__TASK__
In the material below, find each line with the string "this" and copy it.
(Beginning of PROVIDED RECORDS)
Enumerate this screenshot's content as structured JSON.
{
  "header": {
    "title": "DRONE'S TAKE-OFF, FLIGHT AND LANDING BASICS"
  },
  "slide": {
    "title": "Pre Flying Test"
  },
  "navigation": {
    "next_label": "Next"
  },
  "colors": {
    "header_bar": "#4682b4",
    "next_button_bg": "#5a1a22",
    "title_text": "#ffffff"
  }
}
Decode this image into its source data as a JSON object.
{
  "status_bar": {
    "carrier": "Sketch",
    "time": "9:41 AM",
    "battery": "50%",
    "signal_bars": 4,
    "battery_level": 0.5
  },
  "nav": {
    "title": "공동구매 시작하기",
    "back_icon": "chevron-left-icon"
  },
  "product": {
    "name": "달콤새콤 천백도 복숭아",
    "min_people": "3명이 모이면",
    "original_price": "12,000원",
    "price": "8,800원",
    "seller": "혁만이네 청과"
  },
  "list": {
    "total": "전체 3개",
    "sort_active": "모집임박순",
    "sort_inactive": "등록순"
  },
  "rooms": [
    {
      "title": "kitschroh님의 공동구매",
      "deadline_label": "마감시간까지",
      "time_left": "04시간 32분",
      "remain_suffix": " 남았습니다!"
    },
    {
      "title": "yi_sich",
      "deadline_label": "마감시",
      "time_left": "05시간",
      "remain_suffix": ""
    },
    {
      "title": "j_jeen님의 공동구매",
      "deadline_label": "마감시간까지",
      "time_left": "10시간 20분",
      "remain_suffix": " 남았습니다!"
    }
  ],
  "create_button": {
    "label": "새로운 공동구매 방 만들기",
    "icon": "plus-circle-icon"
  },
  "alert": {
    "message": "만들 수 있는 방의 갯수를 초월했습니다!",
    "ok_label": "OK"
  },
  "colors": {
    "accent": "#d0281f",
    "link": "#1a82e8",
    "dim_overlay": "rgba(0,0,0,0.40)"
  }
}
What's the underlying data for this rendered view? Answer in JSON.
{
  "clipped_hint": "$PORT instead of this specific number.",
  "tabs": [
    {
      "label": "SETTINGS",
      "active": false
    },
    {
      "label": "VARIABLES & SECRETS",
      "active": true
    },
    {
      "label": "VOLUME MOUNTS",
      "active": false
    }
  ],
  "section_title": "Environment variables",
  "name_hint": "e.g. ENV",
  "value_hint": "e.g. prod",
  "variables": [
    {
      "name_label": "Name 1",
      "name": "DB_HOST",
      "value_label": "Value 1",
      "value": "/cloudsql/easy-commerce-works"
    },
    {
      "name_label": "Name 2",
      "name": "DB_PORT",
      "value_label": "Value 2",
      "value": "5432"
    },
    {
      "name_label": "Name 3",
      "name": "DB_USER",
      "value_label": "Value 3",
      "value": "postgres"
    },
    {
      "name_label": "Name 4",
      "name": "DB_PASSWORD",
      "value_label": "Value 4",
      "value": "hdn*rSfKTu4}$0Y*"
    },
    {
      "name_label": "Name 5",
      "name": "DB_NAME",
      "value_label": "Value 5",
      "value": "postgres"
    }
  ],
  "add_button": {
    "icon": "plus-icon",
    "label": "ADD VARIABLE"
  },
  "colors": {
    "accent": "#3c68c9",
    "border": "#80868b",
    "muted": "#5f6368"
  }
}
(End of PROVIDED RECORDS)
__ANSWER BOX__
Enumerate this screenshot's content as structured JSON.
Decode this image into its source data as a JSON object.
What's the underlying data for this rendered view? Answer in JSON.
  "clipped_hint": "$PORT instead of this specific number.",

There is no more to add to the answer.